Your WordPress website is the heart of your business, and you want it to be accessible to people who use assistive technologies. Making your website accessible improves usability for everyone, including people with disabilities who rely on screen readers like JAWS or Voice Over (Mac) and people visiting your site from mobile devices with smaller screens. If you want to improve the accessibility of your website and make it more user-friendly to all visitors, here are five quick ways:
Heading tags are used to break up the content on a page and can also be used to organize the information on your site. Headings should be used to structure your content, making it easier for humans and search engines to understand what’s being said.
Headings are also important because they indicate the importance of different sections of your page:

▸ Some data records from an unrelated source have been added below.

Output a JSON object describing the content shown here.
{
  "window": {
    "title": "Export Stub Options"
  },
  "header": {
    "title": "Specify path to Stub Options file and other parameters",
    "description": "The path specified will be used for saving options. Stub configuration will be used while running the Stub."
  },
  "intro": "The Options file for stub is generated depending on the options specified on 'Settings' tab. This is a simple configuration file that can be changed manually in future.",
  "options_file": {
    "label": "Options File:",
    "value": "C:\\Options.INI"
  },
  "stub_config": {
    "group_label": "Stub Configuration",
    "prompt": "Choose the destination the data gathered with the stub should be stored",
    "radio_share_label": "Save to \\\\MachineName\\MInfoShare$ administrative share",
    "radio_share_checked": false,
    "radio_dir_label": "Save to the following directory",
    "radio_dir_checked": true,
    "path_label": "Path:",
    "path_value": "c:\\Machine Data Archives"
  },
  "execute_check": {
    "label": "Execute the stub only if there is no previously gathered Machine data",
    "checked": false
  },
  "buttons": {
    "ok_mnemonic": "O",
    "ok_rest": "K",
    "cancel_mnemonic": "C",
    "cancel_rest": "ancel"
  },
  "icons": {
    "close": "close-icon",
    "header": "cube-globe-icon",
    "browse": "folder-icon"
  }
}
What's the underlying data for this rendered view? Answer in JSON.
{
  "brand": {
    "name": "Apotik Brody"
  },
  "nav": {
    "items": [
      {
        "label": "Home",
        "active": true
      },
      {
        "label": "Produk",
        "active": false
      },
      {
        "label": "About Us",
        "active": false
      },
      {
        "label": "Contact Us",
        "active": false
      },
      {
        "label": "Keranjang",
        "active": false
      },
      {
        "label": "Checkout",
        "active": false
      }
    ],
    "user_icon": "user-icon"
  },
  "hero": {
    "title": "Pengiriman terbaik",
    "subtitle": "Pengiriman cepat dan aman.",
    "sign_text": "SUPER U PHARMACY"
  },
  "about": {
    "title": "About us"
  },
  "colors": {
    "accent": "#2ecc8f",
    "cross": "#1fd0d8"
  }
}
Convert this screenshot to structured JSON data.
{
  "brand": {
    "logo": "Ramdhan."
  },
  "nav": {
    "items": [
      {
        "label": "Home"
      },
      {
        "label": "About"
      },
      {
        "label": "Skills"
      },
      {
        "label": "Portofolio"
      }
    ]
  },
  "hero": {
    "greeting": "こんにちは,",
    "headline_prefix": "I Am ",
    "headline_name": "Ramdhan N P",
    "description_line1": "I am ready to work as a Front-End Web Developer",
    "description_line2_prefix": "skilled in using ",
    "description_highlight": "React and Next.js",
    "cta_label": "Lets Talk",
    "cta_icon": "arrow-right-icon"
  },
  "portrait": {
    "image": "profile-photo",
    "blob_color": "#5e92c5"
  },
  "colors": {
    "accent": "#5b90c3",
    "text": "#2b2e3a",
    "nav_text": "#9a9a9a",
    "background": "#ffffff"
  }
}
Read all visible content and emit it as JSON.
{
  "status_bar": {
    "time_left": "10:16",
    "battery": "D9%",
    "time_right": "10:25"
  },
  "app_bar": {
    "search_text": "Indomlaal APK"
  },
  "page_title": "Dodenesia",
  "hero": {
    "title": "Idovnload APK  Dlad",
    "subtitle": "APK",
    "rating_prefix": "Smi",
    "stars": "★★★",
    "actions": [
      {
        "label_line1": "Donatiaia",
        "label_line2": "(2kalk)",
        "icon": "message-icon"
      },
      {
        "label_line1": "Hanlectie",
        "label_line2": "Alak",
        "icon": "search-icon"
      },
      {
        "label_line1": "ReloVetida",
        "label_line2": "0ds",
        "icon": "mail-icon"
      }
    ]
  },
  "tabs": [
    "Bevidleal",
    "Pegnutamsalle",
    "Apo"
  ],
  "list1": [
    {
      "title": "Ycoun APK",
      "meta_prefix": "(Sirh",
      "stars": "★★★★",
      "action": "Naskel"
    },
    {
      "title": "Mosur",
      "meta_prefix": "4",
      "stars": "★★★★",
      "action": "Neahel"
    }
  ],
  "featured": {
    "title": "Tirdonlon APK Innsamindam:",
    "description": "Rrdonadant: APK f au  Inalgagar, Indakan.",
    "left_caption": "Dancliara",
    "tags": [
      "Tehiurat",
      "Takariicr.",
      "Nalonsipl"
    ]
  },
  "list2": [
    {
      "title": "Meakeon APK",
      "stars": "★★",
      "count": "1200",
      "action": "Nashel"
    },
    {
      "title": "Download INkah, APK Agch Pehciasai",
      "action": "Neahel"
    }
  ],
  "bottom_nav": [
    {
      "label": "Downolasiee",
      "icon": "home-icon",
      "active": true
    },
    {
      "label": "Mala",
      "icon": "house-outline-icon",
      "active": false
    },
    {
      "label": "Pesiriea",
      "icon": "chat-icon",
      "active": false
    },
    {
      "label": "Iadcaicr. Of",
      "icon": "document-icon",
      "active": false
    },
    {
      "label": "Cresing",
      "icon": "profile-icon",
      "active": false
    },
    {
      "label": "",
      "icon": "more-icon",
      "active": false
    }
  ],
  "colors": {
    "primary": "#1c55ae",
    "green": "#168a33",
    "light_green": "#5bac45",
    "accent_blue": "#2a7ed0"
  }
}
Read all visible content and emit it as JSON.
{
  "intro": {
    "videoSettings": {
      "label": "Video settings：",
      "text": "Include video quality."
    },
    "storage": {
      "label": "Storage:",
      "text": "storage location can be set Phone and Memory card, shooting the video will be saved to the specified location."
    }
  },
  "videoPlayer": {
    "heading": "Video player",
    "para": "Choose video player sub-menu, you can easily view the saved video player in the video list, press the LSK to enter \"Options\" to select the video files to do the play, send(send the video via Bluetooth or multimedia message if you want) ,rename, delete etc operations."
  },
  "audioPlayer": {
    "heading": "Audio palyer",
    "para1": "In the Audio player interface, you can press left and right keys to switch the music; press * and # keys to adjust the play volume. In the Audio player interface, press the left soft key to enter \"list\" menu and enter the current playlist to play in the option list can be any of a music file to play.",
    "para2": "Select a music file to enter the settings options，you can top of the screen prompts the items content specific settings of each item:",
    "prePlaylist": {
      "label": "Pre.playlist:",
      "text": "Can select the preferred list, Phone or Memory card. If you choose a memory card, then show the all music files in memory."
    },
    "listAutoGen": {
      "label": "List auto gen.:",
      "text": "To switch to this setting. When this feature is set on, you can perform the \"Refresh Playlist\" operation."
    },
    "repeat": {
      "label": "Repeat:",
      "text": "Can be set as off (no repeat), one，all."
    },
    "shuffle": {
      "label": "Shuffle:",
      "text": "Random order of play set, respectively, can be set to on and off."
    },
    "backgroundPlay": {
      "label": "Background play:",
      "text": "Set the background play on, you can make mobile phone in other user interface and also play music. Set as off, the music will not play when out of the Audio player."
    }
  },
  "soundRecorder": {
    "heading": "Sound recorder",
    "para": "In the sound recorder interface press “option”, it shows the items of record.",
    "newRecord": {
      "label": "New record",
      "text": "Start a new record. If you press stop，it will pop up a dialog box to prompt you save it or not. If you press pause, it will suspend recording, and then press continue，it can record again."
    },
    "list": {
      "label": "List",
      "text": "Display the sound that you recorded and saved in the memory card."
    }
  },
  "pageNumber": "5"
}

- H1 (the largest) is reserved for titles, headlines, or names of major sections; use this tag only once per page!
- H2s should be used for subheadings within an article or post (like “How-To Guides”). They’re not meant for paragraphs of text unless there’s an extremely relevant reason why those particular paragraphs deserve their heading level–and even then, I’d recommend using CSS styling instead so that readers can customize their reading experience if desired.
Making your content easy to scan
Making your content easy to scan is an important part of making it accessible. When you’re writing, consider how someone will read through your page.
- Use lists to break up long paragraphs of text by giving each point its line and number. If a list has more than three items, it’s also best to use subheadings (like this).
- Use headings in HTML tags (e.g., etc.) or bold text for emphasis on important information or steps in step-by-step instructions (e.g., “Step 1: Make sure you have all the ingredients”). Please remember italics! They’re also great when emphasizing words within sentences, but don’t overdo it!
Using the correct labels and descriptors for images, videos, and forms
Using the correct labels and descriptors for images, videos, forms, and other elements is an easy way to make your website more accessible.
Descriptors are the text that describes an image or video on your site. They can also be used for other elements like forms or links. Descriptors should be clear and concise – they’re not meant as a replacement for alt text on images (which provides context about what’s in that image), but rather provide additional information about what is happening in an image or video so that screen readers can understand what’s happening on the screen. For example: “A woman wearing glasses sits at her desk” vs. “A woman wearing glasses sitting at her desk.”
Avoiding flashing or flickering content
Avoiding flashing or flickering content
You can avoid this by using a tool such as the Flashing Content Checker. This will allow you to check for flickering content on your website, which may be an accessibility issue if a user is sensitive to it. Here are some examples of where flickering content can be found:
- Animated images (like GIFs) with a speed setting greater than 1 frame per second (fps). For example, if you have an animated GIF image set at 10 fps, it would flicker as each frame changes quickly.
- Text that moves quickly from one side of the screen to another when viewed by someone who has difficulty focusing their eyes on objects close up or far away from them–for example, people with presbyopia (age-related difficulties focusing).
Providing alt text for all images.
The alt text for an image shows up when a user has images turned off. It should be descriptive and meaningful so that if you lose sight or hearing, you can still understand what the image is trying to convey. The alt text should also be 50–60 characters long, in lowercase letters (no capitalization).
Accessibility is important to make sure that your website works for everyone.
Accessibility is important to make sure that your website works for everyone. It’s not just about people with disabilities, it’s also about search engine optimization and mobile users.
The W3C (World Wide Web Consortium) defines accessibility as:
- Equal opportunity for all people to use the web, regardless of disability or device type (e.g., mobile phone).
- The design and development of websites are compatible with current standards so that all people can use them without difficulty or unnecessary hardship.
There are many ways to improve your WordPress website’s accessibility. The most important thing is to start with the basics: ensure all your content is properly tagged, use descriptive alt-text on images, and check that any videos used are captioned. Beyond that, you can take a few extra steps to go above and beyond what the law requires. Need help improving your WordPress accessibility, get in touch!